But they put “alien megastructure” on the list, because the slow buildup of a super-size structure fit the data available the best.

Next, armed with theories to test, the scientists gathered data through … a Kickstarter to buy telescope time. (Boyajian 2016) They needed to find a dip and then get a WHOLE bunch of different types of filters recording the event as soon as one occurred. The up-side is the WTF? star had the long transit so they had time to get several telescopes looking at the same place if money was paid in advance.

The kickstarter funded and the data came in.

And .. dust … maybe?

Whatever is in the way can be seen through in some wavelengths but not others, which indicates lots of little grains instead of full opaque sheets like a Dyson sphere would have. Well, it was a long-shot anyway. Any species in space isn’t likely to go into space just to stick close to home and create a shell to hide in.

But the dust isn’t the normal interstellar size. And we still have the slow overall decrease of the luminescence over a century as well as the random fluctuations of varying duration and sequence. So not normal dust. Another anomaly.

The scientists must absolutely love Boyajain’s Star. A mystery for going on three years.

Next up, I’m betting they want more data. Another star maybe? Kepler had a very narrow view. Only 200,000 stars (only two hundred thousand is something that gets tagged as “only” in astronomy).

We got a lot of sky to investigate. We will figure this mystery out.

Dust to dust.

And while sweeping up the dust, maybe we might find a Dyson sphere. Who knows?

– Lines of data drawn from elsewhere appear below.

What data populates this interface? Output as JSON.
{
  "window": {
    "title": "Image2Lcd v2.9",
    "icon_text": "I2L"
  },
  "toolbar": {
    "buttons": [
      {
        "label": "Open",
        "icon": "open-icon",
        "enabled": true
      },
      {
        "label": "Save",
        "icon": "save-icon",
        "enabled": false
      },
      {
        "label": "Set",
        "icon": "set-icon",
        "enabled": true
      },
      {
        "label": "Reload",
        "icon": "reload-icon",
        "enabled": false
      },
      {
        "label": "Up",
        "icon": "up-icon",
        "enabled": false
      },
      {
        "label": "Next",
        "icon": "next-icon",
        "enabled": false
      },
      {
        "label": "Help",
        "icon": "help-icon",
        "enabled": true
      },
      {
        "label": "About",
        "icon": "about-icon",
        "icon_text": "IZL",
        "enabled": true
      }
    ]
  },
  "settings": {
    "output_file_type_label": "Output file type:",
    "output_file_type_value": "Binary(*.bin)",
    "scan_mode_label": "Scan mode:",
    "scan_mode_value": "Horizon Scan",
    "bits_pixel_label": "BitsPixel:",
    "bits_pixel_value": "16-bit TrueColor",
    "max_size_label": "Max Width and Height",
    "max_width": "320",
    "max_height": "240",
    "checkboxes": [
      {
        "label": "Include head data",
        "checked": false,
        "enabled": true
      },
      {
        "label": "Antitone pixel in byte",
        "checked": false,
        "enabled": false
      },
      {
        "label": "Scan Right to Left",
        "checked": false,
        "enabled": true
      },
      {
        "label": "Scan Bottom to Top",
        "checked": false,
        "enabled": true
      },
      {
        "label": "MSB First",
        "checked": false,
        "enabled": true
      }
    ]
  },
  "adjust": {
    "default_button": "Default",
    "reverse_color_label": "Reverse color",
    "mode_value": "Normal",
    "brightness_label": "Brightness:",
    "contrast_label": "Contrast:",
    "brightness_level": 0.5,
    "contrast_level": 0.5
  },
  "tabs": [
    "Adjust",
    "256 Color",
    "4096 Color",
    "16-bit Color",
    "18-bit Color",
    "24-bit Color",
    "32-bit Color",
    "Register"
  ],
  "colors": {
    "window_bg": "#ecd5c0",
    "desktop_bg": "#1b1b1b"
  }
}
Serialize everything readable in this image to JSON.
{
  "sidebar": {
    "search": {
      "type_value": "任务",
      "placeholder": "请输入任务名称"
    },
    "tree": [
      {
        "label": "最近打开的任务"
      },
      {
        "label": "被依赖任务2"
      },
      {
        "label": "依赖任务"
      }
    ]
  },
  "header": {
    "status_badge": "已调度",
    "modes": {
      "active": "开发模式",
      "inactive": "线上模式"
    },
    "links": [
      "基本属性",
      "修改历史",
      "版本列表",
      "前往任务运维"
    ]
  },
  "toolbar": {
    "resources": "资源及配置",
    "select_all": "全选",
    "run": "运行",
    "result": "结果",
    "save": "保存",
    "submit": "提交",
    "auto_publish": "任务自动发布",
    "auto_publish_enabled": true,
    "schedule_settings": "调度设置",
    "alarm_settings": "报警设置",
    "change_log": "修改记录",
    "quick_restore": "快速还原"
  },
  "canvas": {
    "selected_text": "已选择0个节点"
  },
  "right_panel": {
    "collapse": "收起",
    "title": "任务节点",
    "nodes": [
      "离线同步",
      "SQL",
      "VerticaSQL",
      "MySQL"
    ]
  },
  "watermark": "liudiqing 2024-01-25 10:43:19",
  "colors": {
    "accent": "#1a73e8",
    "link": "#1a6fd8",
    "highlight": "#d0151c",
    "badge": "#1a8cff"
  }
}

After, that is a lot of stars for humanity to be alone.

In the meantime, what can science fiction writers speculate about what the dust could be?



Bochanski, John. “New Observations of the ‘Most Mysterious Star in the Galaxy'”. Sky and Telescope. 2018 January 3. – Last viewed 12/2/2019.

Boyajian, Tabetha. “The most mysterious star in the Galaxy.” Kickstarter. 2016. – Last viewed 12/2/2019.

“Kepler”. Mikulski Archives Space Telescopes. – Last viewed 12/2/2019.

“Kepler Mission Information”. NASA Exoplanet Archive. – Last viewed 12/2/2019.

Siegel, Ethan. “Forget Alien Megastructures, New Observations Explain Tabby’s Star with Dust Alone.” Forbes. – Last viewed 12/2/2019.

Woo, Marcus. “The most mysterious star in the galaxy”. BBC. 2017 May 15. – Last viewed 12/2/2019 (seems to be missing as of 10/31/2022).